Today we celebrate the life of Ophelia DeVore-Mitchell. Mitchell is a former model and a businesswoman. She was one of the first black models in the world. She took her experience as a model and created her own business to afford black models and entertainers with more opportunities. EVERYDAY is black history.
Mitchell was born in the small town of Edgefield, South Carolina. She attended segregated schools as a child but eventually went to live with an aunt in New York City, where she graduated from Hunter College High School before going on to major in mathematics at New York University. During this time, DeVore-Mitchell began doing occasional modeling jobs and became one of the first non-white fashion models in the United States. She modeled for many magazines and publications including Ebony Magazine.
In 1946 she enrolled in the Vogue School of Modeling, which until that time had excluded women of color. Later that year, she, and her colleagues created and founded the Grace Del Marco Modeling Agency as a way to help create opportunities for models of color. In 1948 she created The Ophelia DeVore School of Self-Development and Modeling. This school taught young black women to learn etiquette, self-presentation and confidence. Students also learned ballet, etiquette, poise etc.
Through the school she helped support the social and professional goals of more than 20,000 students. Some of her notable graduates include Diahann Carroll, Cicely Tyson, Gail Fisher, Susan Taylor, Gil Noble, Ellen Holly and Faith Evans.
Mitchell then started marketing to non-white audiences to gain employment opportunities and the mainstream marketing of young black women models and entertainers. As part of this project, she produced a massive promotional campaign for Johnson & Johnson that launched the career of supermodel Helen Williams.

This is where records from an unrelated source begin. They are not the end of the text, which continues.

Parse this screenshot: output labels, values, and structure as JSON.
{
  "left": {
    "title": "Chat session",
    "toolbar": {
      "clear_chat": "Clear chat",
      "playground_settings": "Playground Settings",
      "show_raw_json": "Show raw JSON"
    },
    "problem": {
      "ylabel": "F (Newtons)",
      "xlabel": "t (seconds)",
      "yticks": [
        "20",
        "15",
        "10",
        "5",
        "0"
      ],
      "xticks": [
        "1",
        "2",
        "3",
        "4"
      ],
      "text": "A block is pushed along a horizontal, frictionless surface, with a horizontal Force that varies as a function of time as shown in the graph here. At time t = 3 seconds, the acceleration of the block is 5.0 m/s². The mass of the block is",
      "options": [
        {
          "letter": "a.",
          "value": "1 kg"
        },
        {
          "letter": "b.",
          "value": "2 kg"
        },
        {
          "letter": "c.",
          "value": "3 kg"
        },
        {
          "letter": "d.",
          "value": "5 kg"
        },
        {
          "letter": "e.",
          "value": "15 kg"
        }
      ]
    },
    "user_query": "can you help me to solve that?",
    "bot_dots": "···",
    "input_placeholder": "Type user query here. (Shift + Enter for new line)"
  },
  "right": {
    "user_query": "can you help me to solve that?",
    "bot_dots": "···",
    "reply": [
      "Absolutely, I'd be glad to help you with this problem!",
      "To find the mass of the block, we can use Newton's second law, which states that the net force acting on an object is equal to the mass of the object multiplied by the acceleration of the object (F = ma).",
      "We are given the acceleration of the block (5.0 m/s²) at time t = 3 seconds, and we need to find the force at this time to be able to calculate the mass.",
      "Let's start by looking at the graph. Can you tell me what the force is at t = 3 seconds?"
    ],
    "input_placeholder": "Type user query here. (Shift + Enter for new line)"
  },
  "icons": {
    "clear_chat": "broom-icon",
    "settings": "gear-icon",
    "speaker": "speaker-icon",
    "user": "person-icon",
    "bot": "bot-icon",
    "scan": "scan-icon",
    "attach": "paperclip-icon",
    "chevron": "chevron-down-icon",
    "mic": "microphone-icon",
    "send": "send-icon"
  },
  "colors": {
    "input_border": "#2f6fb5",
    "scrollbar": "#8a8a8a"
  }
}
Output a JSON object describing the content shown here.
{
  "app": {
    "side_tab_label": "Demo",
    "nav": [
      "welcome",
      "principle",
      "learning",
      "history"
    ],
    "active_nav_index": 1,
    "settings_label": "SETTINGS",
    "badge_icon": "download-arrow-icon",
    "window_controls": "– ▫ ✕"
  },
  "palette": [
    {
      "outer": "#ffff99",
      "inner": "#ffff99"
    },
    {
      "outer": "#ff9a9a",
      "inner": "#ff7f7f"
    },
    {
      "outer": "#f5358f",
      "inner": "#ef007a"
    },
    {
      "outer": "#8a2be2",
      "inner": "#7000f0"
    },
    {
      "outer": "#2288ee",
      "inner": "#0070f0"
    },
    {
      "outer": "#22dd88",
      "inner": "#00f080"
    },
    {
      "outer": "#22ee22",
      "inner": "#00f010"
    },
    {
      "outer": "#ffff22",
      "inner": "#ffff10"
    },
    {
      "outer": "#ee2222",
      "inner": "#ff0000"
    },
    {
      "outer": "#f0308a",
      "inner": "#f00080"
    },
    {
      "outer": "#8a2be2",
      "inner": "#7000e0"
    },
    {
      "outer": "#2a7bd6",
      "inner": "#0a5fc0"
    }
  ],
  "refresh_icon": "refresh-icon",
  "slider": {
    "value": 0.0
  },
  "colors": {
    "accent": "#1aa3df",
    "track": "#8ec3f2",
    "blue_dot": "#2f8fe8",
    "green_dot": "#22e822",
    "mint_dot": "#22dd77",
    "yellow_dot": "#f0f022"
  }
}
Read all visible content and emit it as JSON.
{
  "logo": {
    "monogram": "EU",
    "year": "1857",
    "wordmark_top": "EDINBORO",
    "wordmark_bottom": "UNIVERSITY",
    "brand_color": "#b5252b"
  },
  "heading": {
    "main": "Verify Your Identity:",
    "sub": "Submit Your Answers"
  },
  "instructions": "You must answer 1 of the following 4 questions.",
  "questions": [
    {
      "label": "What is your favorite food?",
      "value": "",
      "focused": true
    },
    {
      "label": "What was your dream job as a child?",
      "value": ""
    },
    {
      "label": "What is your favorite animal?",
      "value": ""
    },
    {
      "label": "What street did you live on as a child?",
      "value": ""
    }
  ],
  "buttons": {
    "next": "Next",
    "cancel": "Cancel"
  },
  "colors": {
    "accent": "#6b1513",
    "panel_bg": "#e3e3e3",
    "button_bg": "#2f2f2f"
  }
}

In 1955, DeVore-Mitchell and her models made history as hosts of ABC’s weekly television show, “Spotlight on Harlem.” It was the first television program in New York produced by and for African Americans. She made history again in 1959 and 1960 when two of her clients, Cecilia Cooper and LaJeune Hundley were the first Americans, black or white, to win titles at the Cannes Film Festival. In the 1960’s Mitchell created two of the first nationally known ethnic beauty contests in the U.S., developed a fashion column for the Pittsburgh Courier Newspaper and created a line of cosmetics specially formulated for people of color.
In 1985, Mitchell was appointed by President Reagan to the John F. Kennedy Center Committee on the Arts. She is the owner and publisher of The Columbus Times, a founder of The Black Press Archives at Howard University and was elected several times as the National Secretary of the National Newspaper Publishers Association. She has produced several New York City cable television shows, including the “Ophelia DeVore Show.” In 1991, assisted by her son James Carter, the two founded DeVore Carter Communications. DeVore-Mitchell continues to oversee all her enterprises and, at present, her development programs have touched more than 90,000 lives. For her outstanding service, she has received more than 200 awards and honors and was named one of the 75 black women who changed America in the “I Dream a World” series.
Ophelia DeVore-Mitchell is a an amazing woman whose accomplishments have helped revolutionize the African American women in the modeling and entertainment industry. She saw the lack of black women and men in the modeling and entertainment industry, and did something about it. Her two schools the Grace Del Marco Modeling Agency and The Ophelia DeVore School of Self-Development and Modeling helped pave the way for many models and entertainers. Lets honor her today. Mitchell’s schools and work with black men and women have helped create a positive platform of success for so many. She has advocated the existence of blacks in the modeling and entertainment industry. She is a woman that knows her worth and the worth of other black men and women was not limited to a few ads, or films. This is why she created her institutions and programs. She knew we could be more. Without her sacrifices, and efforts, many of us would be unable to work in these industries. Mitchell has helped make this possible for us. Family, never forget that you too, can issue change when you see that it is needed. We do not have to wait to be recognized or included. We can create our own institutions to prepare our own, to work in fields that have a lack of us. We all have a little bit of Ophelia DeVore-Mitchell within us. Once, we can realize that we are limitless, and not bound by circumstance, we can then immerse ourselves in everything we can are and can become. ~Know Your Worth~